Nobel Peace Prize winner Malala Yousafzai met with VOA's Deewa service in Washington Sunday to talk about women’s rights and unveil a trailer for her new documentary. VOA's Katherine Gypson has more.
Video

Video Nobel Prize Winner Malala Talks to VOA

Nobel Peace Prize winner Malala Yousafzai met with VOA's Deewa service in Washington Sunday to talk about women’s rights and unveil a trailer for her new documentary. VOA's Katherine Gypson has more.
Video

Video War, Drought Threaten Iraq's Marshlands

Iraq's southern wetlands are in crisis. These areas are the spawning ground for Gulf fisheries, a resting place for migrating wildfowl, and source of livelihood for fishermen and herders. Faith Lapidus has more.
Video

Video Colombians Flee Venezuela as Border Crisis Escalates

Hundreds of Colombians have fled Venezuela since last week, amid an escalating border crisis between the two countries. Last week, Venezuelan President Nicolas Maduro ordered the closure of a key border crossing after smugglers injured three Venezuelan soldiers and a civilian. The president also ordered the deportation of Colombians who are in Venezuela illegally. Zlatica Hoke reports.
Video

Video Rebuilding New Orleans' Music Scene

Ten years after Hurricane Katrina inundated New Orleans, threatening to wash away its vibrant musical heritage along with its neighborhoods, the beat goes on. As Bronwyn Benito and Faith Lapidus report, a Musicians' Village is preserving the city's unique sound.
Video

Video In Russia, Auto Industry in Tailspin
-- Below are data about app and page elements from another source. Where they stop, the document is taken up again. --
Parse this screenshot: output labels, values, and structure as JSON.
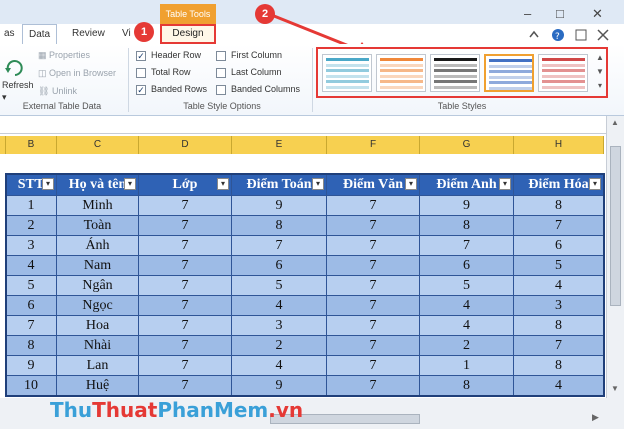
{
  "ribbon": {
    "tabs": [
      "as",
      "Data",
      "Review",
      "Vi"
    ],
    "context_header": "Table Tools",
    "context_tab": "Design",
    "external": {
      "refresh": "Refresh",
      "properties": "Properties",
      "open_in_browser": "Open in Browser",
      "unlink": "Unlink",
      "group_label": "External Table Data"
    },
    "style_options": {
      "header_row": "Header Row",
      "total_row": "Total Row",
      "banded_rows": "Banded Rows",
      "first_column": "First Column",
      "last_column": "Last Column",
      "banded_columns": "Banded Columns",
      "group_label": "Table Style Options",
      "checked": {
        "header_row": true,
        "total_row": false,
        "banded_rows": true,
        "first_column": false,
        "last_column": false,
        "banded_columns": false
      }
    },
    "table_styles": {
      "group_label": "Table Styles",
      "swatch_colors": [
        "#4aa8c8",
        "#f0883a",
        "#1a1a1a",
        "#4472c4",
        "#d04848"
      ],
      "selected_index": 3
    }
  },
  "callouts": {
    "one": "1",
    "two": "2"
  },
  "window_buttons": {
    "minimize": "–",
    "restore": "□",
    "close": "✕"
  },
  "sheet": {
    "column_letters": [
      "B",
      "C",
      "D",
      "E",
      "F",
      "G",
      "H"
    ],
    "headers": [
      "STT",
      "Họ và tên",
      "Lớp",
      "Điểm Toán",
      "Điểm Văn",
      "Điểm Anh",
      "Điểm Hóa"
    ],
    "rows": [
      [
        "1",
        "Minh",
        "7",
        "9",
        "7",
        "9",
        "8"
      ],
      [
        "2",
        "Toàn",
        "7",
        "8",
        "7",
        "8",
        "7"
      ],
      [
        "3",
        "Ánh",
        "7",
        "7",
        "7",
        "7",
        "6"
      ],
      [
        "4",
        "Nam",
        "7",
        "6",
        "7",
        "6",
        "5"
      ],
      [
        "5",
        "Ngân",
        "7",
        "5",
        "7",
        "5",
        "4"
      ],
      [
        "6",
        "Ngọc",
        "7",
        "4",
        "7",
        "4",
        "3"
      ],
      [
        "7",
        "Hoa",
        "7",
        "3",
        "7",
        "4",
        "8"
      ],
      [
        "8",
        "Nhài",
        "7",
        "2",
        "7",
        "2",
        "7"
      ],
      [
        "9",
        "Lan",
        "7",
        "4",
        "7",
        "1",
        "8"
      ],
      [
        "10",
        "Huệ",
        "7",
        "9",
        "7",
        "8",
        "4"
      ]
    ]
  },
  "watermark": {
    "part1": "Thu",
    "part2": "Thuat",
    "part3": "PhanMem",
    "part4": ".vn"
  },
  "colors": {
    "accent": "#e53935",
    "table_header": "#2f62b5",
    "band_light": "#b7cff0",
    "band_dark": "#9dbbe6",
    "col_head": "#f7d050"
  }
}
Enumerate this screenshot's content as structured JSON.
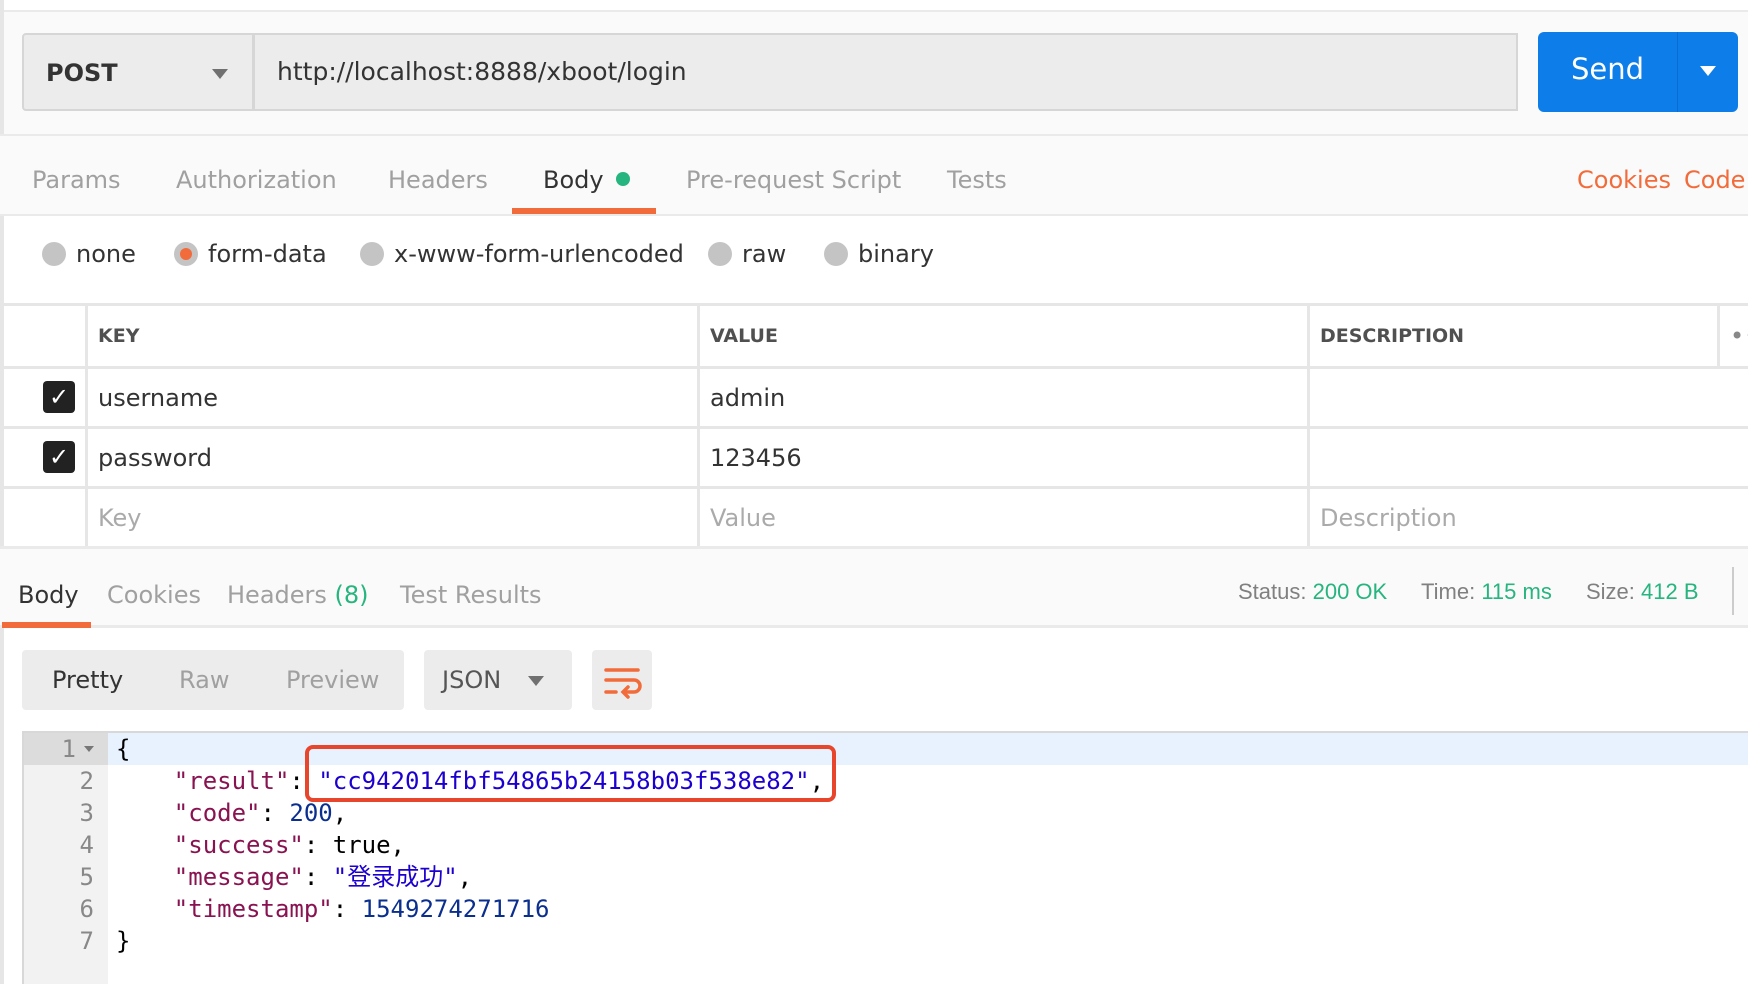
{
  "request": {
    "method": "POST",
    "url": "http://localhost:8888/xboot/login",
    "send_label": "Send"
  },
  "tabs": [
    {
      "label": "Params"
    },
    {
      "label": "Authorization"
    },
    {
      "label": "Headers"
    },
    {
      "label": "Body",
      "active": true
    },
    {
      "label": "Pre-request Script"
    },
    {
      "label": "Tests"
    }
  ],
  "links": {
    "cookies": "Cookies",
    "code": "Code"
  },
  "body_types": [
    {
      "label": "none"
    },
    {
      "label": "form-data",
      "selected": true
    },
    {
      "label": "x-www-form-urlencoded"
    },
    {
      "label": "raw"
    },
    {
      "label": "binary"
    }
  ],
  "table": {
    "headers": {
      "key": "KEY",
      "value": "VALUE",
      "description": "DESCRIPTION"
    },
    "rows": [
      {
        "checked": true,
        "key": "username",
        "value": "admin",
        "description": ""
      },
      {
        "checked": true,
        "key": "password",
        "value": "123456",
        "description": ""
      }
    ],
    "placeholders": {
      "key": "Key",
      "value": "Value",
      "description": "Description"
    }
  },
  "response": {
    "tabs": [
      {
        "label": "Body",
        "active": true
      },
      {
        "label": "Cookies"
      },
      {
        "label": "Headers"
      },
      {
        "label": "Test Results"
      }
    ],
    "headers_count": "(8)",
    "status_label": "Status:",
    "status": "200 OK",
    "time_label": "Time:",
    "time": "115 ms",
    "size_label": "Size:",
    "size": "412 B",
    "views": {
      "pretty": "Pretty",
      "raw": "Raw",
      "preview": "Preview"
    },
    "format": "JSON",
    "code": {
      "l1": "{",
      "k_result": "\"result\"",
      "v_result": "\"cc942014fbf54865b24158b03f538e82\"",
      "k_code": "\"code\"",
      "v_code": "200",
      "k_success": "\"success\"",
      "v_success": "true",
      "k_message": "\"message\"",
      "v_message": "\"登录成功\"",
      "k_timestamp": "\"timestamp\"",
      "v_timestamp": "1549274271716",
      "l7": "}"
    },
    "line_numbers": [
      "1",
      "2",
      "3",
      "4",
      "5",
      "6",
      "7"
    ]
  },
  "colors": {
    "accent": "#f26b3a",
    "send": "#0d7de9",
    "success": "#26b47f",
    "highlight_box": "#e8462c"
  }
}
Industry insiders say country relies too heavily on imports as inflation cuts too many consumers out of the market. Daniel Schearf has more from Moscow.
Video

Video Scientist Calls Use of Fetal Tissue in Medical Research Essential

An anti-abortion group responsible for secret recordings of workers at a women's health care organization claims the workers shown are offering baby parts for sale, a charge the organization strongly denies. While the selling of fetal tissue is against the law in the United States, abortion and the use of donated fetal tissue for medical research are both legal. VOA’s Julie Taboh reports.
Video

Video Next to Iran, Climate at Forefront of Obama Agenda

President Barack Obama this week announced new initiatives aimed at making it easier for Americans to access renewable energy sources such as solar and wind. Obama is not slowing down when it comes to pushing through climate change measures, an issue he says is the greatest threat to the country’s national security. VOA correspondent Aru Pande has more from the White House.
Video

Video Arctic Draws International Competition for Oil

A new geopolitical “Great Game” is underway in earth’s northernmost region, the Arctic, where Russia has claimed a large area for resource development and President Barack Obama recently approved Shell Oil Company’s test-drilling project in an area under U.S. control. Greg Flakus reports.
Video

Video Philippine Maritime Police: Chinese Fishermen a Threat to Country’s Security

China and the Philippines both claim maritime rights in the South China Sea.  That includes the right to fish in those waters. Jason Strother reports on how the Philippines is catching Chinese nationals it says are illegal poachers. He has the story from Palawan province.
Video

Video China's Spratly Island Building Said to Light Up the Night 'Like A City'

Southeast Asian countries claim China has illegally seized territory in the Spratly islands. It is especially a concern for a Philippine mayor who says Beijing is occupying parts of his municipality. Jason Strother reports from the capital of Palawan province, Puerto Princesa.
Video

Video Ages-old Ice Reveals Secrets of Climate Change

Ice caps don't just exist at the world's poles. There are also tropical ice caps, and the largest sits atop the Peruvian Andes - but it is melting, quickly, and may be gone within the next 20 years. George Putic reports scientists are now rushing to take samples to get at the valuable information about climate change locked in the ice.

VOA Blogs